LEXINGTON, KENTUCKY — An early morning attempted robbery forced a store owner to open fire on the suspect after he tried to pursue the victim into the store. Police reported that the Good Samaritan defended the victim and opened fire on the armed robber. During the exchange of gun fire, the Good Samaritan’s gun jammed. By that time, the robber had fled.
It’s unknown whether or not the suspect was wounded in the shoot-out but neither the victim nor the store owner were harmed.
Chances are, this robber was looking for an easy meal. Criminals are predators. They prey off of people and will use whatever means of violence they have to exert that influence. It’s a pretty easy equation to figure out.
He was expecting an easy meal and when that meal had a will to run and another person had the will to fight to defend that first victim, he knew there wouldn’t be any such thing happening.
Most of the criminal stories we follow tend to follow a similar suit: a criminal runs into resistance. By the initiation of force, they’re already willing to take that force to the farthest extent: deadly force.
And while a lot of police officers will recommend that the victim just roll over and play dead, they are neither morally nor ethically justified in that statement.
It’s your life. You’re allowed to fight back or flee. If you see someone else fleeing, calling for help, you’re allowed to protect that person’s life. The use of deadly force in that situation is something that’s determined by the person stepping into that debacle.
Seeing a person running down the street, screaming for help, pursued by a man brandishing a gun and pointed at them, gives a clear indication that this is not a consenting act.
Sure, we’re getting a little too philosophical with this scenario. What it boils down to: a good guy with a gun was ready, willing, and able to stand up to a bad guy. And, in a turn of events, it just so happened his gun jammed.

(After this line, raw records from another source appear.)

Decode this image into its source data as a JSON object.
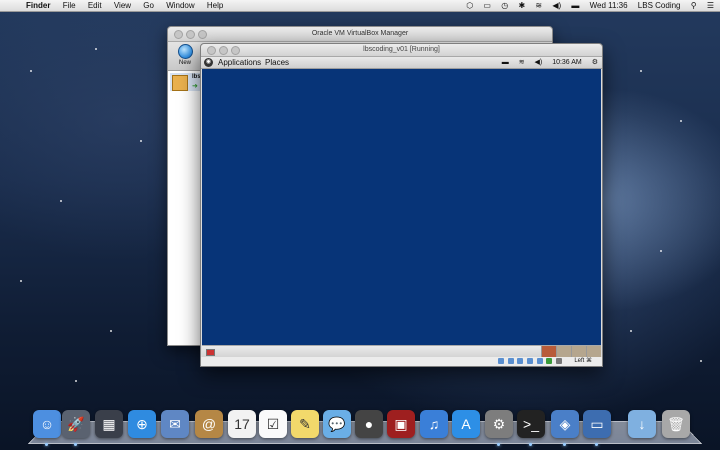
{
  "menubar": {
    "app_name": "Finder",
    "menus": [
      "File",
      "Edit",
      "View",
      "Go",
      "Window",
      "Help"
    ],
    "clock": "Wed 11:36",
    "user": "LBS Coding"
  },
  "vbox_manager": {
    "title": "Oracle VM VirtualBox Manager",
    "new_label": "New",
    "vm_name_partial": "lbs"
  },
  "vm_window": {
    "title": "lbscoding_v01 [Running]",
    "guest_panel": {
      "applications": "Applications",
      "places": "Places",
      "clock": "10:36 AM"
    },
    "guest_bg": "#073478",
    "host_key": "Left ⌘"
  },
  "dock": {
    "items": [
      {
        "name": "finder",
        "glyph": "☺",
        "color": "#4d8fe0"
      },
      {
        "name": "launchpad",
        "glyph": "🚀",
        "color": "#5a6270"
      },
      {
        "name": "mission-control",
        "glyph": "▦",
        "color": "#3a3f4a"
      },
      {
        "name": "safari",
        "glyph": "⊕",
        "color": "#2f8be0"
      },
      {
        "name": "mail",
        "glyph": "✉",
        "color": "#5f87c4"
      },
      {
        "name": "contacts",
        "glyph": "@",
        "color": "#b58745"
      },
      {
        "name": "calendar",
        "glyph": "17",
        "color": "#f2f2f2"
      },
      {
        "name": "reminders",
        "glyph": "☑",
        "color": "#fafafa"
      },
      {
        "name": "notes",
        "glyph": "✎",
        "color": "#f2d96b"
      },
      {
        "name": "messages",
        "glyph": "💬",
        "color": "#6aaee6"
      },
      {
        "name": "facetime",
        "glyph": "●",
        "color": "#444"
      },
      {
        "name": "photo-booth",
        "glyph": "▣",
        "color": "#9e1f1f"
      },
      {
        "name": "itunes",
        "glyph": "♫",
        "color": "#3a7fd8"
      },
      {
        "name": "app-store",
        "glyph": "A",
        "color": "#2d8fe6"
      },
      {
        "name": "system-preferences",
        "glyph": "⚙",
        "color": "#7d7d7d"
      },
      {
        "name": "terminal",
        "glyph": ">_",
        "color": "#222"
      },
      {
        "name": "virtualbox",
        "glyph": "◈",
        "color": "#4a7fc8"
      },
      {
        "name": "vm-display",
        "glyph": "▭",
        "color": "#3d6db0"
      },
      {
        "name": "downloads",
        "glyph": "↓",
        "color": "#7fb0e0"
      },
      {
        "name": "trash",
        "glyph": "🗑",
        "color": "#a8a8a8"
      }
    ]
  }
}
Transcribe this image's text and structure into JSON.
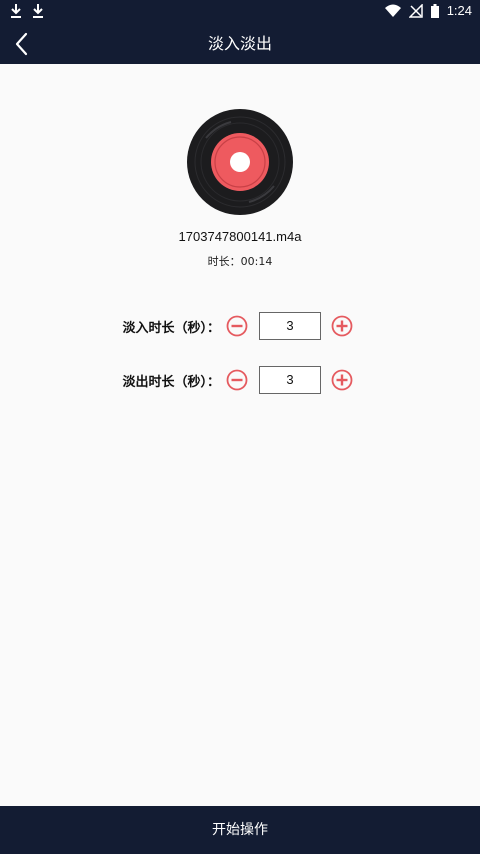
{
  "status_bar": {
    "time": "1:24",
    "left_icons": [
      "download-icon",
      "download-icon"
    ],
    "right_icons": [
      "wifi-icon",
      "signal-off-icon",
      "battery-icon"
    ]
  },
  "app_bar": {
    "title": "淡入淡出",
    "back_icon": "chevron-left-icon",
    "background": "#131c33"
  },
  "media": {
    "file_name": "1703747800141.m4a",
    "duration_label": "时长：00:14",
    "disc_color": "#ee5a5f"
  },
  "fade_in": {
    "label": "淡入时长（秒）：",
    "value": "3"
  },
  "fade_out": {
    "label": "淡出时长（秒）：",
    "value": "3"
  },
  "accent_color": "#e55a5f",
  "action": {
    "label": "开始操作"
  }
}
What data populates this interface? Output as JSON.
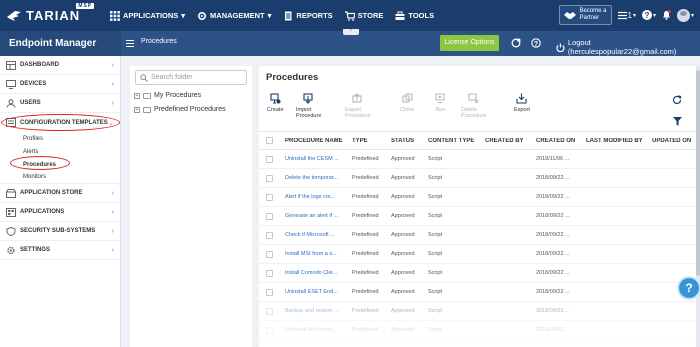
{
  "topbar": {
    "logo_text": "TARIAN",
    "logo_badge": "MSP",
    "nav": [
      {
        "label": "APPLICATIONS",
        "icon": "grid-icon",
        "chevron": true
      },
      {
        "label": "MANAGEMENT",
        "icon": "gear-icon",
        "chevron": true
      },
      {
        "label": "REPORTS",
        "icon": "document-icon",
        "chevron": false
      },
      {
        "label": "STORE",
        "icon": "cart-icon",
        "chevron": false
      },
      {
        "label": "TOOLS",
        "icon": "toolbox-icon",
        "chevron": false
      }
    ],
    "partner_line1": "Become a",
    "partner_line2": "Partner",
    "notify_count": "1"
  },
  "subbar": {
    "title": "Endpoint Manager",
    "breadcrumb": "Procedures",
    "license_button": "License Options",
    "logout": "Logout (herculespopular22@gmail.com)"
  },
  "sidebar": {
    "items": [
      {
        "label": "DASHBOARD",
        "icon": "dashboard-icon"
      },
      {
        "label": "DEVICES",
        "icon": "devices-icon"
      },
      {
        "label": "USERS",
        "icon": "user-icon"
      },
      {
        "label": "CONFIGURATION TEMPLATES",
        "icon": "config-icon"
      }
    ],
    "subitems": [
      "Profiles",
      "Alerts",
      "Procedures",
      "Monitors"
    ],
    "items_after": [
      {
        "label": "APPLICATION STORE",
        "icon": "store-icon"
      },
      {
        "label": "APPLICATIONS",
        "icon": "apps-icon"
      },
      {
        "label": "SECURITY SUB-SYSTEMS",
        "icon": "shield-icon"
      },
      {
        "label": "SETTINGS",
        "icon": "gear-icon"
      }
    ]
  },
  "tree": {
    "search_placeholder": "Search folder",
    "folders": [
      "My Procedures",
      "Predefined Procedures"
    ]
  },
  "main": {
    "title": "Procedures",
    "toolbar": [
      {
        "label": "Create",
        "enabled": true
      },
      {
        "label": "Import Procedure",
        "enabled": true
      },
      {
        "label": "Export Procedure",
        "enabled": false
      },
      {
        "label": "Clone",
        "enabled": false
      },
      {
        "label": "Run",
        "enabled": false
      },
      {
        "label": "Delete Procedure",
        "enabled": false
      },
      {
        "label": "Export",
        "enabled": true
      }
    ],
    "columns": [
      "PROCEDURE NAME",
      "TYPE",
      "STATUS",
      "CONTENT TYPE",
      "CREATED BY",
      "CREATED ON",
      "LAST MODIFIED BY",
      "UPDATED ON"
    ],
    "rows": [
      {
        "name": "Uninstall the CESM ...",
        "type": "Predefined",
        "status": "Approved",
        "content": "Script",
        "created_by": "",
        "created_on": "2018/11/06 ...",
        "modified_by": "",
        "updated_on": ""
      },
      {
        "name": "Delete the temporar...",
        "type": "Predefined",
        "status": "Approved",
        "content": "Script",
        "created_by": "",
        "created_on": "2018/09/22 ...",
        "modified_by": "",
        "updated_on": ""
      },
      {
        "name": "Alert if the logs cre...",
        "type": "Predefined",
        "status": "Approved",
        "content": "Script",
        "created_by": "",
        "created_on": "2018/09/22 ...",
        "modified_by": "",
        "updated_on": ""
      },
      {
        "name": "Generate an alert if ...",
        "type": "Predefined",
        "status": "Approved",
        "content": "Script",
        "created_by": "",
        "created_on": "2018/09/22 ...",
        "modified_by": "",
        "updated_on": ""
      },
      {
        "name": "Check if Microsoft ...",
        "type": "Predefined",
        "status": "Approved",
        "content": "Script",
        "created_by": "",
        "created_on": "2018/09/22 ...",
        "modified_by": "",
        "updated_on": ""
      },
      {
        "name": "Install MSI from a s...",
        "type": "Predefined",
        "status": "Approved",
        "content": "Script",
        "created_by": "",
        "created_on": "2018/09/22 ...",
        "modified_by": "",
        "updated_on": ""
      },
      {
        "name": "Install Comodo Clie...",
        "type": "Predefined",
        "status": "Approved",
        "content": "Script",
        "created_by": "",
        "created_on": "2018/09/22 ...",
        "modified_by": "",
        "updated_on": ""
      },
      {
        "name": "Uninstall ESET End...",
        "type": "Predefined",
        "status": "Approved",
        "content": "Script",
        "created_by": "",
        "created_on": "2018/09/22 ...",
        "modified_by": "",
        "updated_on": ""
      },
      {
        "name": "Backup and restore ...",
        "type": "Predefined",
        "status": "Approved",
        "content": "Script",
        "created_by": "",
        "created_on": "2018/09/22 ...",
        "modified_by": "",
        "updated_on": ""
      },
      {
        "name": "Uninstall and reinst...",
        "type": "Predefined",
        "status": "Approved",
        "content": "Script",
        "created_by": "",
        "created_on": "2018/09/22 ...",
        "modified_by": "",
        "updated_on": ""
      }
    ]
  },
  "help_label": "?",
  "colors": {
    "topbar": "#1a3d6d",
    "subbar": "#2c5286",
    "license": "#8dc63f",
    "link": "#2a6fbd",
    "annotation": "#e32222"
  }
}
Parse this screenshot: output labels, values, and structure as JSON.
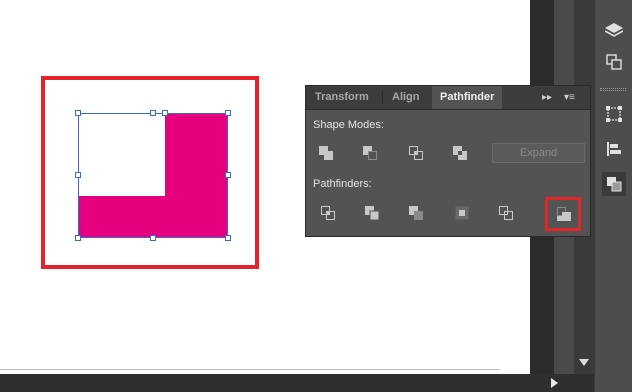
{
  "canvas": {
    "shape_color": "#e6007e",
    "highlight_color": "#e3242b",
    "selection_color": "#3a66d6"
  },
  "panel": {
    "tabs": [
      {
        "label": "Transform",
        "active": false
      },
      {
        "label": "Align",
        "active": false
      },
      {
        "label": "Pathfinder",
        "active": true
      }
    ],
    "collapse_glyph": "▸▸",
    "menu_glyph": "▾≡",
    "shape_modes_label": "Shape Modes:",
    "expand_label": "Expand",
    "pathfinders_label": "Pathfinders:",
    "shape_modes": [
      "unite-icon",
      "minus-front-icon",
      "intersect-icon",
      "exclude-icon"
    ],
    "pathfinders": [
      "divide-icon",
      "trim-icon",
      "merge-icon",
      "crop-icon",
      "outline-icon",
      "minus-back-icon"
    ],
    "highlighted_pathfinder": "minus-back-icon"
  },
  "right_dock": {
    "icons": [
      "layers-icon",
      "artboards-icon",
      "transform-icon",
      "align-icon",
      "pathfinder-icon"
    ],
    "active": "pathfinder-icon"
  }
}
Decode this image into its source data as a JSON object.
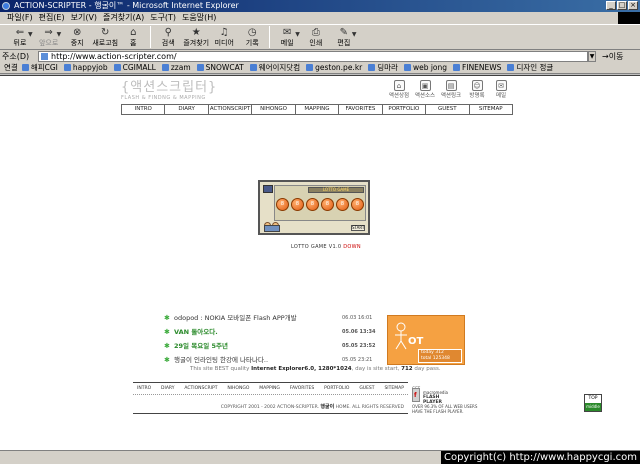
{
  "window": {
    "title": "ACTION-SCRIPTER - 행굴이™ - Microsoft Internet Explorer",
    "controls": [
      "_",
      "□",
      "×"
    ]
  },
  "menubar": [
    "파일(F)",
    "편집(E)",
    "보기(V)",
    "즐겨찾기(A)",
    "도구(T)",
    "도움말(H)"
  ],
  "toolbar": {
    "back": "뒤로",
    "forward": "앞으로",
    "stop": "중지",
    "refresh": "새로고침",
    "home": "홈",
    "search": "검색",
    "favorites": "즐겨찾기",
    "media": "미디어",
    "history": "기록",
    "mail": "메일",
    "print": "인쇄",
    "edit": "편집"
  },
  "address": {
    "label": "주소(D)",
    "url": "http://www.action-scripter.com/",
    "go": "이동"
  },
  "links": {
    "label": "연결",
    "items": [
      "해피CGI",
      "happyjob",
      "CGIMALL",
      "zzam",
      "SNOWCAT",
      "웨어이지닷컴",
      "geston.pe.kr",
      "딩마라",
      "web jong",
      "FINENEWS",
      "디자인 정글"
    ]
  },
  "site": {
    "logo": "{액션스크립터}",
    "logo_sub": "FLASH & FINDNG & MAPPING",
    "quick_links": [
      {
        "label": "액션상점",
        "icon": "house-icon"
      },
      {
        "label": "액션소스",
        "icon": "disk-icon"
      },
      {
        "label": "액션링크",
        "icon": "link-icon"
      },
      {
        "label": "방명록",
        "icon": "book-icon"
      },
      {
        "label": "메일",
        "icon": "mail-icon"
      }
    ],
    "nav": [
      "INTRO",
      "DIARY",
      "ACTIONSCRIPT",
      "NIHONGO",
      "MAPPING",
      "FAVORITES",
      "PORTFOLIO",
      "GUEST",
      "SITEMAP"
    ],
    "lotto": {
      "banner": "LOTTO GAME",
      "balls": [
        "8",
        "8",
        "8",
        "8",
        "8",
        "8"
      ],
      "start": "START",
      "caption_main": "LOTTO GAME V1.0",
      "caption_accent": "DOWN"
    },
    "news": [
      {
        "text": "odopod : NOKIA 모바일폰 Flash APP개발",
        "date": "06.03 16:01",
        "highlight": false
      },
      {
        "text": "VAN 돌아오다.",
        "date": "05.06 13:34",
        "highlight": true
      },
      {
        "text": "29일 목요일 5주년",
        "date": "05.05 23:52",
        "highlight": true
      },
      {
        "text": "행굴이 인라인팅 한강에 나타나다..",
        "date": "05.05 23:21",
        "highlight": false
      }
    ],
    "promo": {
      "text": "OT",
      "stat_lines": [
        "today   312",
        "total 125348"
      ]
    },
    "best_view": {
      "prefix": "This site BEST quality",
      "browser": "Internet Explorer6.0, 1280*1024",
      "middle": ", day is site start,",
      "days": "712",
      "suffix": "day pass."
    },
    "footer": {
      "nav": [
        "INTRO",
        "DIARY",
        "ACTIONSCRIPT",
        "NIHONGO",
        "MAPPING",
        "FAVORITES",
        "PORTFOLIO",
        "GUEST",
        "SITEMAP"
      ],
      "copyright_prefix": "COPYRIGHT 2001 - 2002 ACTION-SCRIPTER.",
      "brand": "행굴이",
      "copyright_suffix": "HOME. ALL RIGHTS RESERVED"
    },
    "macromedia": {
      "head": "GET",
      "line1": "macromedia",
      "line2": "FLASH",
      "line3": "PLAYER",
      "desc1": "OVER 96.3% OF ALL WEB USERS",
      "desc2": "HAVE THE FLASH PLAYER."
    },
    "top_button": {
      "top": "TOP",
      "middle": "middle"
    }
  },
  "watermark": "Copyright(c) http://www.happycgi.com"
}
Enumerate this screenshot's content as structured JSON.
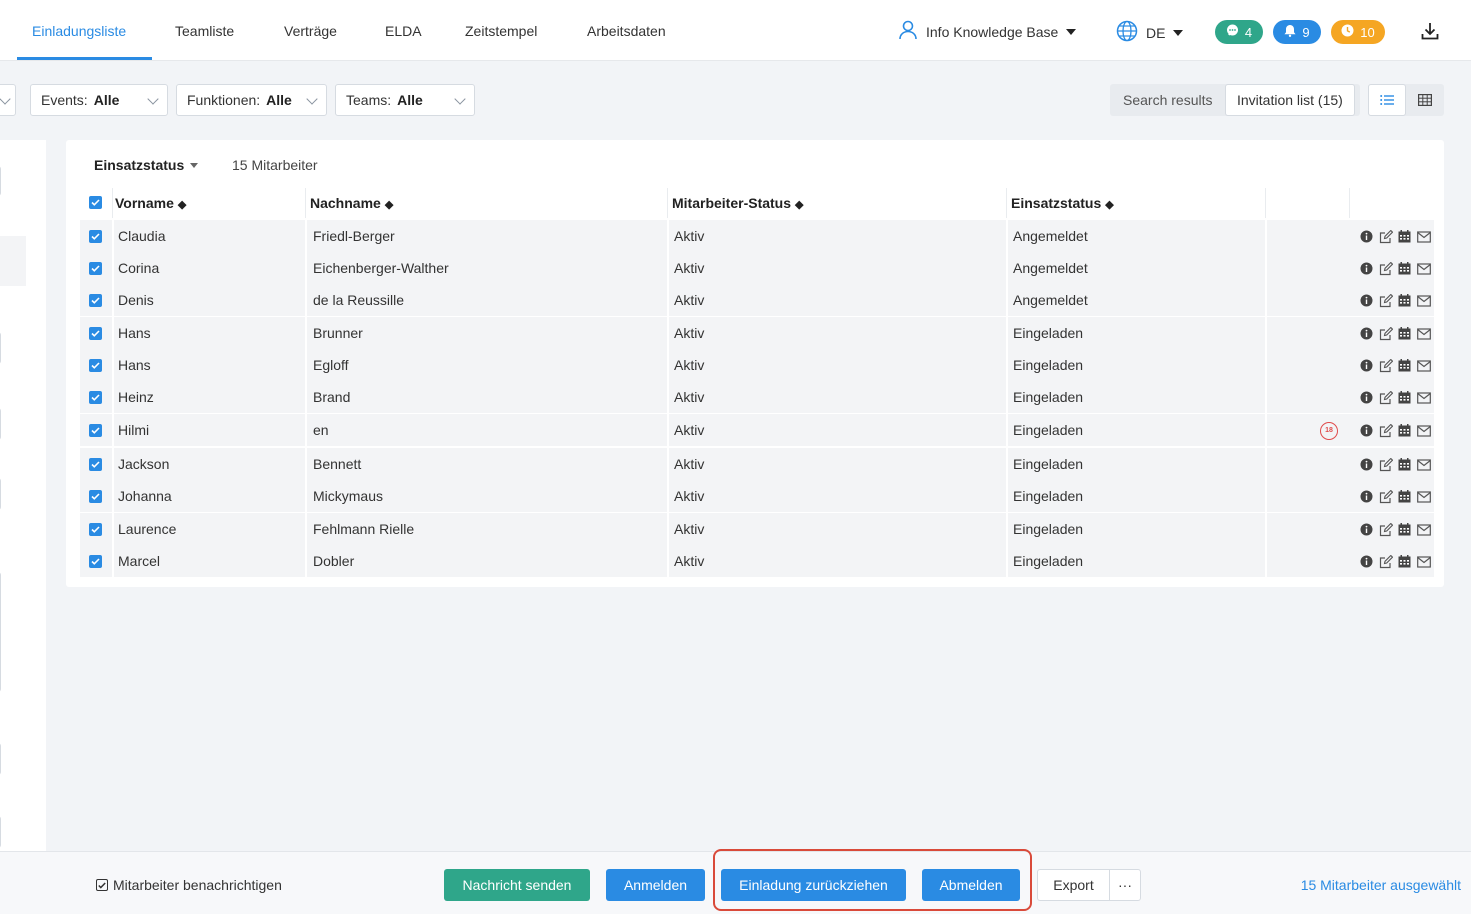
{
  "nav": {
    "tabs": [
      {
        "label": "Einladungsliste",
        "active": true
      },
      {
        "label": "Teamliste",
        "active": false
      },
      {
        "label": "Verträge",
        "active": false
      },
      {
        "label": "ELDA",
        "active": false
      },
      {
        "label": "Zeitstempel",
        "active": false
      },
      {
        "label": "Arbeitsdaten",
        "active": false
      }
    ],
    "user": "Info Knowledge Base",
    "language": "DE",
    "badges": {
      "messages": "4",
      "notifications": "9",
      "timers": "10"
    },
    "colors": {
      "accent": "#2a8be3",
      "messages": "#2fa68a",
      "notifications": "#2a8be3",
      "timers": "#f5a623"
    }
  },
  "filters": {
    "events": {
      "label": "Events:",
      "value": "Alle"
    },
    "functions": {
      "label": "Funktionen:",
      "value": "Alle"
    },
    "teams": {
      "label": "Teams:",
      "value": "Alle"
    }
  },
  "view_toggle": {
    "search_results": "Search results",
    "invitation_list": "Invitation list (15)"
  },
  "table": {
    "group_by": "Einsatzstatus",
    "count_label": "15 Mitarbeiter",
    "headers": {
      "first": "Vorname",
      "last": "Nachname",
      "emp_status": "Mitarbeiter-Status",
      "deploy_status": "Einsatzstatus"
    },
    "rows": [
      {
        "first": "Claudia",
        "last": "Friedl-Berger",
        "emp_status": "Aktiv",
        "deploy_status": "Angemeldet",
        "badge": ""
      },
      {
        "first": "Corina",
        "last": "Eichenberger-Walther",
        "emp_status": "Aktiv",
        "deploy_status": "Angemeldet",
        "badge": ""
      },
      {
        "first": "Denis",
        "last": "de la Reussille",
        "emp_status": "Aktiv",
        "deploy_status": "Angemeldet",
        "badge": ""
      },
      {
        "first": "Hans",
        "last": "Brunner",
        "emp_status": "Aktiv",
        "deploy_status": "Eingeladen",
        "badge": ""
      },
      {
        "first": "Hans",
        "last": "Egloff",
        "emp_status": "Aktiv",
        "deploy_status": "Eingeladen",
        "badge": ""
      },
      {
        "first": "Heinz",
        "last": "Brand",
        "emp_status": "Aktiv",
        "deploy_status": "Eingeladen",
        "badge": ""
      },
      {
        "first": "Hilmi",
        "last": "en",
        "emp_status": "Aktiv",
        "deploy_status": "Eingeladen",
        "badge": "18"
      },
      {
        "first": "Jackson",
        "last": "Bennett",
        "emp_status": "Aktiv",
        "deploy_status": "Eingeladen",
        "badge": ""
      },
      {
        "first": "Johanna",
        "last": "Mickymaus",
        "emp_status": "Aktiv",
        "deploy_status": "Eingeladen",
        "badge": ""
      },
      {
        "first": "Laurence",
        "last": "Fehlmann Rielle",
        "emp_status": "Aktiv",
        "deploy_status": "Eingeladen",
        "badge": ""
      },
      {
        "first": "Marcel",
        "last": "Dobler",
        "emp_status": "Aktiv",
        "deploy_status": "Eingeladen",
        "badge": ""
      }
    ],
    "row_action_icons": [
      "info-icon",
      "edit-icon",
      "calendar-icon",
      "mail-icon"
    ]
  },
  "footer": {
    "notify_label": "Mitarbeiter benachrichtigen",
    "notify_checked": true,
    "send_message": "Nachricht senden",
    "register": "Anmelden",
    "withdraw_invitation": "Einladung zurückziehen",
    "deregister": "Abmelden",
    "export": "Export",
    "more": "···",
    "selected_count": "15 Mitarbeiter ausgewählt",
    "highlight_color": "#d94a3a"
  }
}
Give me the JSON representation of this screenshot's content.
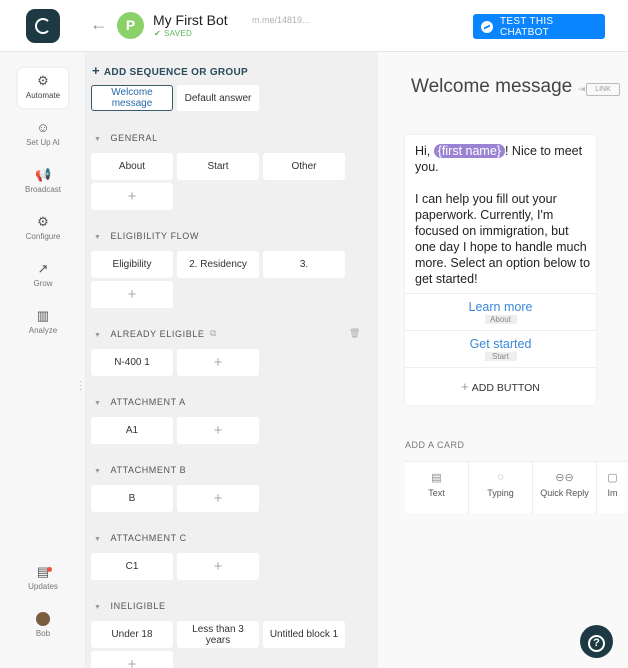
{
  "topbar": {
    "bot_initial": "P",
    "bot_name": "My First Bot",
    "saved_label": "SAVED",
    "bot_url": "m.me/14819...",
    "test_button": "TEST THIS CHATBOT"
  },
  "sidebar": {
    "items": [
      {
        "label": "Automate",
        "icon": "automate-icon"
      },
      {
        "label": "Set Up AI",
        "icon": "ai-icon"
      },
      {
        "label": "Broadcast",
        "icon": "megaphone-icon"
      },
      {
        "label": "Configure",
        "icon": "gear-icon"
      },
      {
        "label": "Grow",
        "icon": "growth-icon"
      },
      {
        "label": "Analyze",
        "icon": "bar-chart-icon"
      }
    ],
    "updates_label": "Updates",
    "user_label": "Bob"
  },
  "middle": {
    "add_sequence": "ADD SEQUENCE OR GROUP",
    "top_pills": [
      "Welcome message",
      "Default answer"
    ],
    "groups": [
      {
        "name": "GENERAL",
        "blocks": [
          "About",
          "Start",
          "Other"
        ]
      },
      {
        "name": "ELIGIBILITY FLOW",
        "blocks": [
          "Eligibility",
          "2. Residency",
          "3."
        ]
      },
      {
        "name": "ALREADY ELIGIBLE",
        "blocks": [
          "N-400 1"
        ]
      },
      {
        "name": "ATTACHMENT A",
        "blocks": [
          "A1"
        ]
      },
      {
        "name": "ATTACHMENT B",
        "blocks": [
          "B"
        ]
      },
      {
        "name": "ATTACHMENT C",
        "blocks": [
          "C1"
        ]
      },
      {
        "name": "INELIGIBLE",
        "blocks": [
          "Under 18",
          "Less than 3 years",
          "Untitled block 1"
        ]
      }
    ],
    "plus": "+"
  },
  "right": {
    "title": "Welcome message",
    "link_label": "LINK",
    "message": {
      "greeting": "Hi, ",
      "tag": "{first name}",
      "after_tag": "! Nice to meet you.",
      "body": "I can help you fill out your paperwork. Currently, I'm focused on immigration, but one day I hope to handle much more. Select an option below to get started!"
    },
    "buttons": [
      {
        "label": "Learn more",
        "sub": "About"
      },
      {
        "label": "Get started",
        "sub": "Start"
      }
    ],
    "add_button": "ADD BUTTON",
    "add_card": "ADD A CARD",
    "card_types": [
      {
        "label": "Text",
        "icon": "text-card-icon"
      },
      {
        "label": "Typing",
        "icon": "typing-icon"
      },
      {
        "label": "Quick Reply",
        "icon": "quick-reply-icon"
      },
      {
        "label": "Im",
        "icon": "image-icon"
      }
    ]
  }
}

As a gun owner or concealed carrier, it’s a good idea to get familiar with remedial action drills. These are drills you can practice at the range that get you used to getting a bad round out of the chamber and a good round in.
And, as always, carry everyday, everywhere. You never know when you’re going to need it.